There are so many expressions out there that make no sense once you start to think about them.
Sure, you can attract more flies with honey than vinegar.
But why would you want to? Flies are annoying. People are always saying, “Don’t let that fly land in the potato salad, you don’t know where it’s been.” What they really mean is they know exactly where that fly has been, which is why they don’t want it in the potato salad.
Taking candy from a baby is not easy. They have surprisingly tight fists and can scream very loud. If finding yourself between a grizzly and her cubs concerns you, then finding yourself surrounded by a park full of mothers after being caught sticky handed stealing a baby’s candy should terrify you.
Speaking of sticky handed, why would you even want candy after a baby has had it? They may be cute, but they drool. And worse. And how about the expression “slept like a baby”? What is that about? You ask someone how they slept and they grin and say, “Great! I slept like a baby.” If you slept like a baby wouldn’t that mean you woke up screaming every four hours?
Easy as pie; obviously an expression that originated from some smug Suzy Homemaker back in the ’50s who was trying to make her sisters feel inferior. Making pie isn’t that easy. Oh, maybe if you buy a pair of frozen crusts and just open a can of filling. Making a pie from scratch is not trouble-free. Those crusts are tricky. They stick to the rolling pin, rip in half when you try to lift them into the pan and all kinds of frustrating things. And have you ever made cherry filling from scratch? It’s the pits.
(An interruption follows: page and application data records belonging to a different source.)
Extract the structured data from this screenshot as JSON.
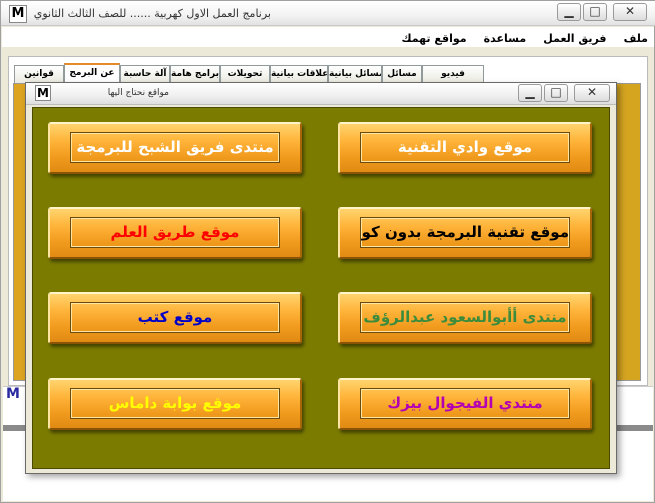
{
  "main_window": {
    "icon_letter": "M",
    "title": "برنامج العمل الاول كهربية ...... للصف الثالث الثانوي",
    "controls": {
      "minimize": "▁",
      "maximize": "□",
      "close": "✕"
    },
    "menu": [
      "ملف",
      "فريق العمل",
      "مساعدة",
      "مواقع تهمك"
    ],
    "tabs": [
      "فيديو",
      "مسائل",
      "مسائل بيانية",
      "علاقات بيانية",
      "تحويلات",
      "برامج هامة",
      "آلة حاسبة",
      "عن البرمج",
      "قوانين"
    ],
    "active_tab": "عن البرمج",
    "side_mark": "M"
  },
  "dialog": {
    "icon_letter": "M",
    "title": "مواقع نحتاج اليها",
    "controls": {
      "minimize": "▁",
      "maximize": "□",
      "close": "✕"
    },
    "buttons": [
      {
        "label": "موقع وادي التقنية",
        "color": "#ffffff"
      },
      {
        "label": "منتدى فريق الشبح للبرمجة",
        "color": "#ffffff"
      },
      {
        "label": "موقع تقنية البرمجة بدون كود",
        "color": "#000000"
      },
      {
        "label": "موقع طريق العلم",
        "color": "#ff0000"
      },
      {
        "label": "منتدى أأبوالسعود عبدالرؤف",
        "color": "#3c8c3c"
      },
      {
        "label": "موقع  كتب",
        "color": "#0000c8"
      },
      {
        "label": "منتدي الفيجوال بيزك",
        "color": "#b400b4"
      },
      {
        "label": "موقع بوابة داماس",
        "color": "#ffff00"
      }
    ]
  }
}
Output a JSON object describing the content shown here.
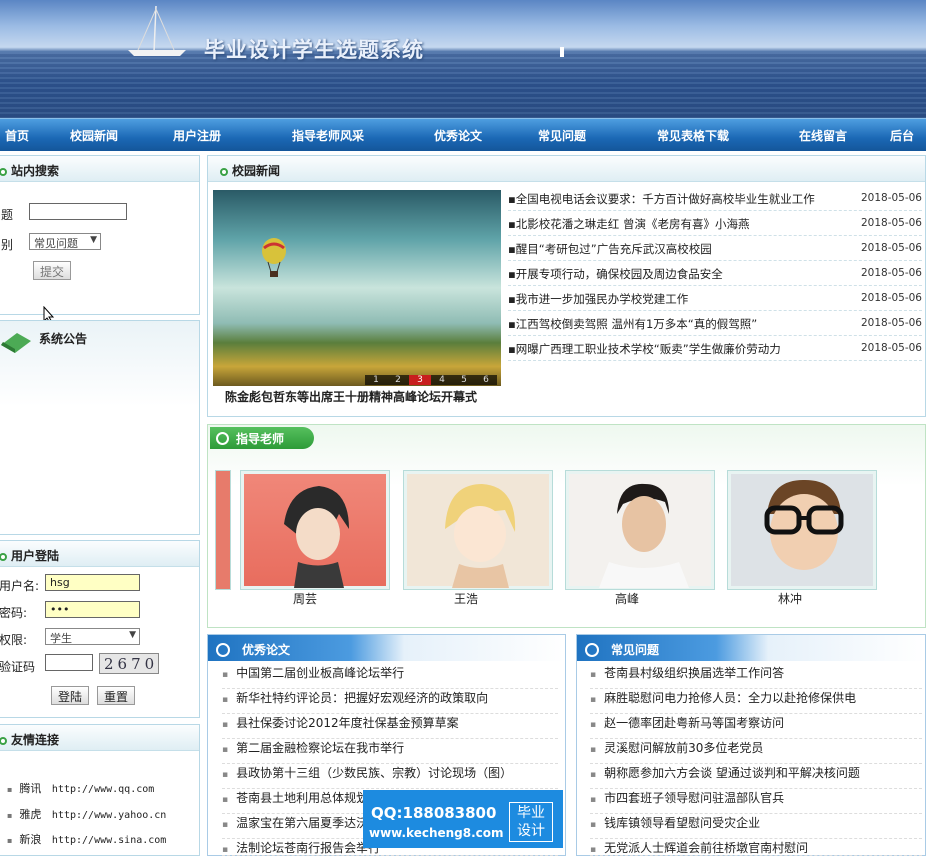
{
  "banner": {
    "title": "毕业设计学生选题系统"
  },
  "nav": [
    "首页",
    "校园新闻",
    "用户注册",
    "指导老师风采",
    "优秀论文",
    "常见问题",
    "常见表格下载",
    "在线留言",
    "后台"
  ],
  "search": {
    "title": "站内搜索",
    "label_title": "题",
    "label_type": "别",
    "type_value": "常见问题",
    "submit": "提交"
  },
  "notice": {
    "title": "系统公告"
  },
  "login": {
    "title": "用户登陆",
    "user_label": "用户名:",
    "user_value": "hsg",
    "pwd_label": "密码:",
    "pwd_value": "•••",
    "role_label": "权限:",
    "role_value": "学生",
    "code_label": "验证码",
    "captcha": "2670",
    "login_btn": "登陆",
    "reset_btn": "重置"
  },
  "links": {
    "title": "友情连接",
    "items": [
      {
        "name": "腾讯",
        "url": "http://www.qq.com"
      },
      {
        "name": "雅虎",
        "url": "http://www.yahoo.cn"
      },
      {
        "name": "新浪",
        "url": "http://www.sina.com"
      }
    ]
  },
  "news": {
    "title": "校园新闻",
    "caption": "陈金彪包哲东等出席王十册精神高峰论坛开幕式",
    "pager": [
      "1",
      "2",
      "3",
      "4",
      "5",
      "6"
    ],
    "items": [
      {
        "t": "▪全国电视电话会议要求：千方百计做好高校毕业生就业工作",
        "d": "2018-05-06"
      },
      {
        "t": "▪北影校花潘之琳走红 曾演《老房有喜》小海燕",
        "d": "2018-05-06"
      },
      {
        "t": "▪醒目“考研包过”广告充斥武汉高校校园",
        "d": "2018-05-06"
      },
      {
        "t": "▪开展专项行动，确保校园及周边食品安全",
        "d": "2018-05-06"
      },
      {
        "t": "▪我市进一步加强民办学校党建工作",
        "d": "2018-05-06"
      },
      {
        "t": "▪江西驾校倒卖驾照 温州有1万多本“真的假驾照”",
        "d": "2018-05-06"
      },
      {
        "t": "▪网曝广西理工职业技术学校“贩卖”学生做廉价劳动力",
        "d": "2018-05-06"
      }
    ]
  },
  "teachers": {
    "title": "指导老师",
    "names": [
      "周芸",
      "王浩",
      "高峰",
      "林冲"
    ]
  },
  "papers": {
    "title": "优秀论文",
    "items": [
      "中国第二届创业板高峰论坛举行",
      "新华社特约评论员：把握好宏观经济的政策取向",
      "县社保委讨论2012年度社保基金预算草案",
      "第二届金融检察论坛在我市举行",
      "县政协第十三组（少数民族、宗教）讨论现场（图）",
      "苍南县土地利用总体规划",
      "温家宝在第六届夏季达沃斯",
      "法制论坛苍南行报告会举行"
    ]
  },
  "faq": {
    "title": "常见问题",
    "items": [
      "苍南县村级组织换届选举工作问答",
      "麻胜聪慰问电力抢修人员：全力以赴抢修保供电",
      "赵一德率团赴粤新马等国考察访问",
      "灵溪慰问解放前30多位老党员",
      "朝称愿参加六方会谈 望通过谈判和平解决核问题",
      "市四套班子领导慰问驻温部队官兵",
      "钱库镇领导看望慰问受灾企业",
      "无党派人士辉道会前往桥墩官南村慰问"
    ]
  },
  "watermark": {
    "qq": "QQ:188083800",
    "site": "www.kecheng8.com",
    "tag1": "毕业",
    "tag2": "设计"
  }
}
I have one of those books that tell you the origins of various expressions and clichés. Some are kind of interesting, like how an acre came to be used as a measurement of land. An acre — 4,840 square yards — was simply the amount of land one average team of oxen could plough in a day.
We live in an age of acronyms. LOL for laugh out loud, KFC for Kentucky Fried Chicken, DINK for double income no kids. BTW (by the way) You can recognize dinks by their stain-free clothes, relaxed demeanour and the fact they own their own home
One of the oldest and most commonly used acronyms has to be “OK” It dates back to the U.S. presidential election in 1840 when democratic candidate Martin Van Buren hailed from “Old Kinderhook” a Hudson Valley village. His supporters formed a group in New York City cal led “The Democratic O.K. Club” and repeatedly yelled out “OK” as a sort of battle cry to break up meetings of the opposition. OK became associated with Van Buren being the right choice. Or would that be the left choice? Regardless, this acronym for Old Kinderhook soon spread beyond the political arena, sweeping across the western world to indicate general approval.
Not all expressions — acronyms or otherwise — have enjoyed the same longevity as OK For instance, my expression and cliché book explains why we refer to our pocket watches as turnips. Turnips!
“Excuse me sir, but do you have the time?”
“Just a second, let me check my turnip.”
The origin to what was once apparently a common moniker came from the Mother Goose rhyme “if wishes were horses beggars would ride; if turnips were watches I’d wear one by my side.”
So there you have it. The answer to a question you would never have asked. Aren’t you glad you took the time to read this?
The Alaska Highway News in Fort St John, B.C. has always carried the subtitle “the only newspaper to give a tinker’s dam about the North Peace.” Thanks to my new book, I finally know what a tinker’s dam is.
When a tinker was preparing a vessel for soldering he would make a small dam out of clay to keep the solder from spreading. When he was finished and the solder had hardened he would throw away the dam.
Since the dam was something you threw away, a tinker’s dam came to be known as anything that was insignificant or worthless. Now if I just knew what a tinker was, I’d be completely enlightened.
Shannon McKinnon is a humour columnist from the Peace River country. You can visit her online at www.shannonmckinnon.com